The desire to come to America and join the Latter-Day Saints in Utah became so strong within John that he bade farewell to his family and friends and left his native land, Scotland, and went directly to Liverpool, from where he set sail on the ship "General George Washington" April 15, 1857, two years after being baptized. He was two months on the Atlantic Ocean. How glad they were to greet the sight of land once more!

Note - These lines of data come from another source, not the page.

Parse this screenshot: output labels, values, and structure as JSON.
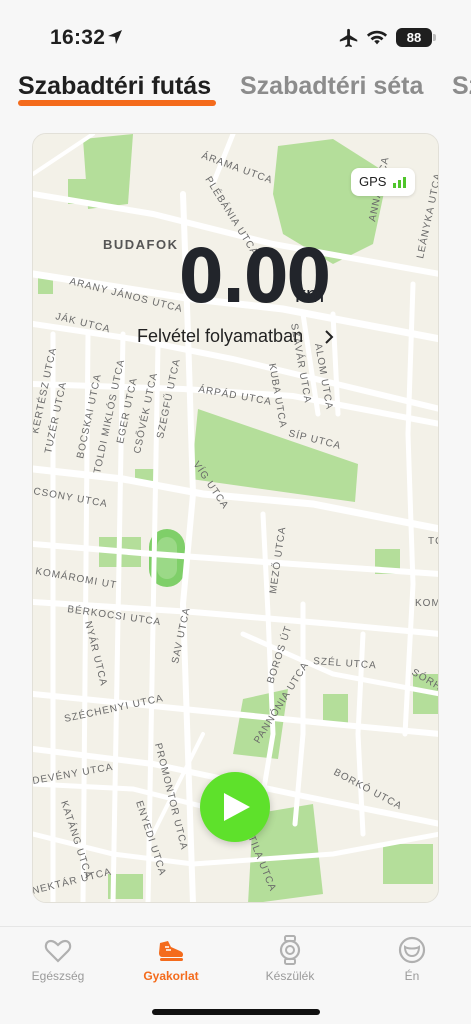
{
  "status_bar": {
    "time": "16:32",
    "battery": "88",
    "icons": [
      "location-arrow-icon",
      "airplane-icon",
      "wifi-icon",
      "battery-icon"
    ]
  },
  "tabs": [
    {
      "label": "Szabadtéri futás",
      "active": true
    },
    {
      "label": "Szabadtéri séta",
      "active": false
    },
    {
      "label": "Sz",
      "active": false
    }
  ],
  "map": {
    "gps_label": "GPS",
    "distance_value": "0.00",
    "distance_unit": "km",
    "recording_label": "Felvétel folyamatban",
    "district": "BUDAFOK",
    "streets": {
      "s1": "ÁRAMA UTCA",
      "s2": "PLÉBÁNIA UTCA",
      "s3": "ANNA UTCA",
      "s4": "LEÁNYKA UTCA",
      "s5": "ARANY JÁNOS UTCA",
      "s6": "JÁK UTCA",
      "s7": "ÁRPÁD UTCA",
      "s8": "KÉRTÉSZ UTCA",
      "s9": "TUZÉR UTCA",
      "s10": "BOCSKAI UTCA",
      "s11": "TOLDI MIKLÓS UTCA",
      "s12": "EGER UTCA",
      "s13": "CSŐVÉK UTCA",
      "s14": "SZEGFŰ UTCA",
      "s15": "SÍP UTCA",
      "s16": "VÍG UTCA",
      "s17": "CSONY UTCA",
      "s18": "KOMÁROMI UT",
      "s19": "BÉRKOCSI UTCA",
      "s20": "NYÁR UTCA",
      "s21": "SAV UTCA",
      "s22": "MEZŐ UTCA",
      "s23": "BOROS ÚT",
      "s24": "SZÉL UTCA",
      "s25": "SZÉCHENYI UTCA",
      "s26": "PANNÓNIA UTCA",
      "s27": "PROMONTOR UTCA",
      "s28": "BORKÓ UTCA",
      "s29": "DEVÉNY UTCA",
      "s30": "KATÁNG UTCA",
      "s31": "ENYEDI UTCA",
      "s32": "ATTILA UTCA",
      "s33": "NEKTÁR UTCA",
      "s34": "KUBA UTCA",
      "s35": "SZÁVÁR UTCA",
      "s36": "ALOM UTCA",
      "s37": "TÓ",
      "s38": "KOM",
      "s39": "SÓRH"
    }
  },
  "bottom_nav": [
    {
      "label": "Egészség",
      "icon": "heart-icon",
      "active": false
    },
    {
      "label": "Gyakorlat",
      "icon": "running-shoe-icon",
      "active": true
    },
    {
      "label": "Készülék",
      "icon": "watch-icon",
      "active": false
    },
    {
      "label": "Én",
      "icon": "profile-icon",
      "active": false
    }
  ],
  "colors": {
    "accent": "#f46b1c",
    "play_button": "#5ee12b",
    "map_background": "#f3f1e8",
    "park": "#a7d98b"
  }
}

After landing in New York he went directly to Iowa City, Iowa by train. Here he immediately began building his own handcart in preparation for crossing the plains. His handcart was made of wood and put together with wooden pegs that he also made. The box was made of rawhide and with each rainstorm it became tighter. Into this little affair he loaded all his earthly possessions and pulled it from Iowa City to Salt Lake City, Utah, a distance of 2,000 miles. It cost him just $45.00 to come from Liverpool, England to Salt Lake City. Upon arriving in Utah he had very little money left and was almost barefooted. He waded every stream of water while crossing the plains, carrying either a frightened child or a woman on his back. He described this trip as a hard and dangerous journey, but everyone enjoyed it greatly. He would have gladly returned to the East to accompany other groups of emigrants over the plains had he been asked to. John crossed plains with Captain Israel Evans Handcart Company arriving in Salt Lake City September 15, 1857, just five months to the day that he set sail from Liverpool.